Radio is of course about sound, but the technology and the culture surrounding it is also about touch—about the tactile feel of “tuning” into the sweet spot on the dial, the right keying rhythm for sending a morse message over the air, the right tightness of a tuning coil. If you want to tell the story of a technology that has been the object of so much fiddling, hacking, and research, it’s best to do so, I think, by making the objects themselves close at hand. The exhibit tries to generate the historical atmosphere of radio’s development as a cultural technology for listening to, tinkering with, and producing sound. The hope is to immerse the visitor in the experience of the 1920s radio-filled parlor; the 1950s ham shack, and the 1970 radio studio.
Q: Can you explain the significance of the proposed soundscape for the cultural and social context of the exhibit?

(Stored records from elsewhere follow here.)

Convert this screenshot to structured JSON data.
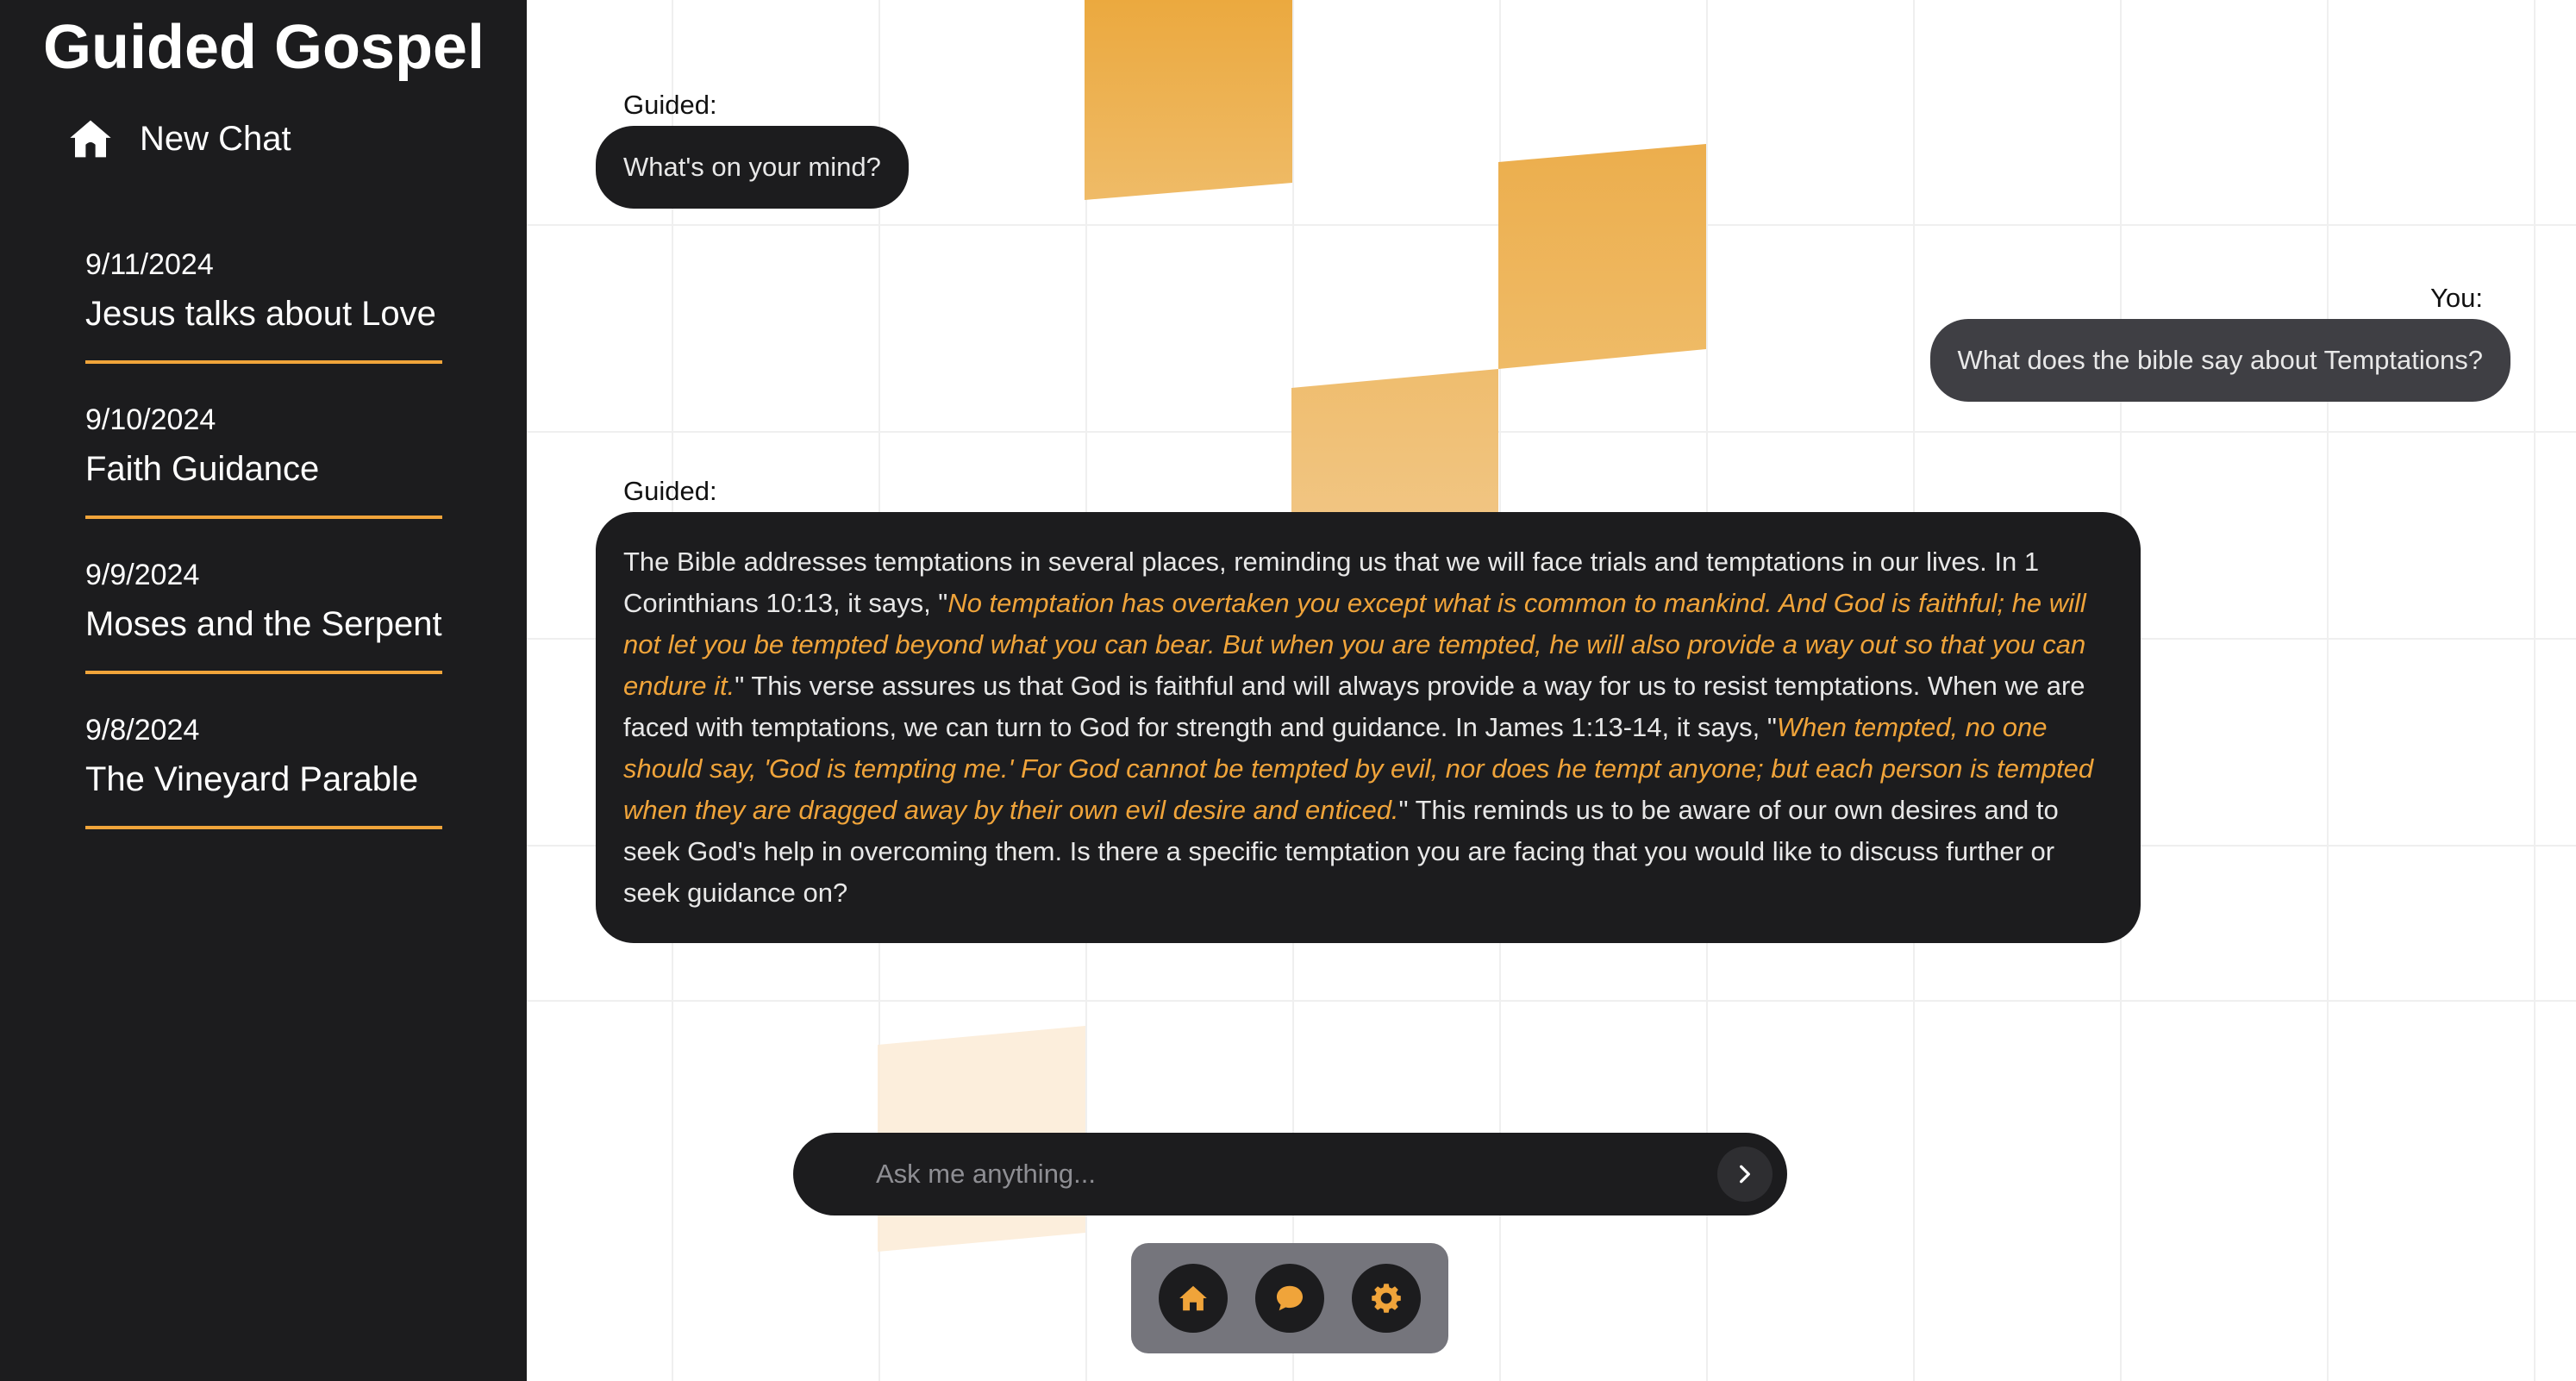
{
  "app": {
    "title": "Guided Gospel"
  },
  "sidebar": {
    "new_chat_label": "New Chat",
    "new_chat_icon": "home-icon",
    "history": [
      {
        "date": "9/11/2024",
        "title": "Jesus talks about Love"
      },
      {
        "date": "9/10/2024",
        "title": "Faith Guidance"
      },
      {
        "date": "9/9/2024",
        "title": "Moses and the Serpent"
      },
      {
        "date": "9/8/2024",
        "title": "The Vineyard Parable"
      }
    ]
  },
  "chat": {
    "messages": [
      {
        "speaker": "Guided:",
        "text": "What's on your mind?"
      },
      {
        "speaker": "You:",
        "text": "What does the bible say about Temptations?"
      },
      {
        "speaker": "Guided:",
        "part1": "The Bible addresses temptations in several places, reminding us that we will face trials and temptations in our lives. In 1 Corinthians 10:13, it says, \"",
        "verse1": "No temptation has overtaken you except what is common to mankind. And God is faithful; he will not let you be tempted beyond what you can bear. But when you are tempted, he will also provide a way out so that you can endure it.",
        "part2": "\" This verse assures us that God is faithful and will always provide a way for us to resist temptations. When we are faced with temptations, we can turn to God for strength and guidance. In James 1:13-14, it says, \"",
        "verse2": "When tempted, no one should say, 'God is tempting me.' For God cannot be tempted by evil, nor does he tempt anyone; but each person is tempted when they are dragged away by their own evil desire and enticed.",
        "part3": "\" This reminds us to be aware of our own desires and to seek God's help in overcoming them. Is there a specific temptation you are facing that you would like to discuss further or seek guidance on?"
      }
    ]
  },
  "input": {
    "placeholder": "Ask me anything...",
    "value": "",
    "send_icon": "chevron-right-icon"
  },
  "bottom_nav": {
    "items": [
      "home-icon",
      "chat-bubble-icon",
      "gear-icon"
    ]
  },
  "colors": {
    "accent": "#f0a43a",
    "sidebar_bg": "#1c1c1e",
    "guided_bubble": "#1c1c1e",
    "user_bubble": "#3f3f44",
    "nav_bg": "#75757c"
  }
}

A: The subtitle of the show is “tuning in” and much of what is interesting about radio, as a medium, is that you have to search around and fine tune your receiver to find the thing you are looking for. You’re attuned to the little sounds of static and the way that stations bleed into one another. For me, I spend a lot of time driving scanning around the dial looking for something better; and then usually I end up stumbling on something altogether unexpected, more interesting that I thought. These are characteristic experiences of using radio that the soundscape, it seems to me, tries to play with: clips play in various zones of the exhibit, calling attention to various sections and themes, but only for a short time before jumping to another area, with interstitial noise that captures the dynamic, material, and haptic sensation of tuning into something on the radio. That the audience is not totally in control of the topic of the sound clip they are hearing (as one is not in the case of broadcast radio) plays into this experience even further. Finally, the exhibit tries to emphasize the different types of listening that surround the experience of radio: alone, on the road, in a group, in front of a crowd, etc. The soundscape enables a collective and highly social listening experience for the audience which was the condition of radio listening for a long time before the era of “ear-buds", as our show describes.
Q: Finally, why an exhibit instead of a more academic medium, such as an article in a peer-reviewed journal?
A: The goals of an exhibit and the materials you can use to achieve them are different
here than in an article. Here the argument is strongly tied to the visitor's experience. It depends, for instance, on the way the soundscape plays out, or the way someone’s interests pull them through the space. In such a format, the objects themselves and our positioning of them in thematic and visual relation, rather than a didactic argument, dictate what the audience receives from the show. We get to show our beautiful objects, teach something about the history of a critical technology whose cultural import lingers today, and create a unique space where audiences can see something really different.